Part of me was not surprised at this sudden burst of speed. The Thai competitive spirit behind the seemingly gentle smile is well known to many. I remember reading a newspaper article about the early days of the Vietnam war and American forces described the SEATO troops from Thailand as hard-fighting and cunning warriors. Then there’s the story of how Jim Thompson revived the Thai silk industry over half a century ago. He traveled to the last Thai families still making silk and at each stop, he showed them the silk he bought from the previous families. Soon each family was competing against the others, trying to make the best designs or the best quality silk. And even today, any farang foolish enough to start a fight with a Thai will usually end up fighting a group. Why? Not because they are cowards but because they are not going to let you win, period, even if they have to drag their grandmother in swinging a wok.

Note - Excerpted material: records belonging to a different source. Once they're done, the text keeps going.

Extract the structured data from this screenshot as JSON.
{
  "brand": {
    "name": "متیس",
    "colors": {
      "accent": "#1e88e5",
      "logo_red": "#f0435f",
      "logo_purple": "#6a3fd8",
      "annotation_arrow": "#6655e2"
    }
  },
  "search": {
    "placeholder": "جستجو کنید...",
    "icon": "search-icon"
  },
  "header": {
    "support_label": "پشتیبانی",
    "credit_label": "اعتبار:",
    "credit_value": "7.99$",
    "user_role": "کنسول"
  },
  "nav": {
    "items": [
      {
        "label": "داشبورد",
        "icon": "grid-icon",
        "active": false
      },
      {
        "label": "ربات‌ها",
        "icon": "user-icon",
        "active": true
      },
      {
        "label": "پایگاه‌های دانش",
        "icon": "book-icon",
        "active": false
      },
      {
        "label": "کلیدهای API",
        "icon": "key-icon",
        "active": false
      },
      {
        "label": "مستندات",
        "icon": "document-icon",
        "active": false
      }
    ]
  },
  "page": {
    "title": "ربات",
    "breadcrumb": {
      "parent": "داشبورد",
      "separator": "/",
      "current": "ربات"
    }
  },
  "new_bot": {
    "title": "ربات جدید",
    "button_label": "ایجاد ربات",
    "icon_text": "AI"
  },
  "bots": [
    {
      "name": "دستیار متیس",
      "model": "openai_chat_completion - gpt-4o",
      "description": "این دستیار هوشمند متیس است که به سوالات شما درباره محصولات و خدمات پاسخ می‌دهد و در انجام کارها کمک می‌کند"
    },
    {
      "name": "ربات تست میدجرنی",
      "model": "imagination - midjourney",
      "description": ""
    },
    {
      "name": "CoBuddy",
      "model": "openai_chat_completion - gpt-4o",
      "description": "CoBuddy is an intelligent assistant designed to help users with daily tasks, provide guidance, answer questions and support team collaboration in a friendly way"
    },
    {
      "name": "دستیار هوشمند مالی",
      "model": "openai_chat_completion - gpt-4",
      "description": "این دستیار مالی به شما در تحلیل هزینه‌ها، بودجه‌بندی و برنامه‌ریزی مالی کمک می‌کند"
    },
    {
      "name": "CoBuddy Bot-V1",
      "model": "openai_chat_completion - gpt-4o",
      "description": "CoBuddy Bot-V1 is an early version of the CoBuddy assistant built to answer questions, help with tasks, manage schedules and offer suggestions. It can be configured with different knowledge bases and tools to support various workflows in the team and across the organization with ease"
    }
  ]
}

Although I know my wife was not competing against me, I wasn’t sure who she saw as her nemesis in the crowded field of runners. As we approached the finish line in the shadows of the small stadium, my sweetie started to slow down. I was sure she had run out of gas. Still, it was a gallant effort nonetheless and I was bursting with pride as we crossed the line together. After we caught our breath and downed some water, we started to walk back to the car. Finally, I said, “Darling, I was really proud of the way you picked up the pace, trying to beat out all those other runners.”
She looked at me with a puzzled face. “Are you crazy or what? I was running fast so I could get out of the sun quicker. You know how I hate it when my skin gets dark.”
I should have known better; the Thai competitive spirit in this case was for personal looks and fashion, and not athletic glory. Now, though, I know how to get my sweetie excited to run the marathon in the fall. I will show her how much nicer the t-shirts are for the marathon runners versus the 10 K. Shades of Jim Thompson.
Thais most certainly ARE competitive. Winning is as big a part of it as not losing. Face and bragging rights play a part for sure too.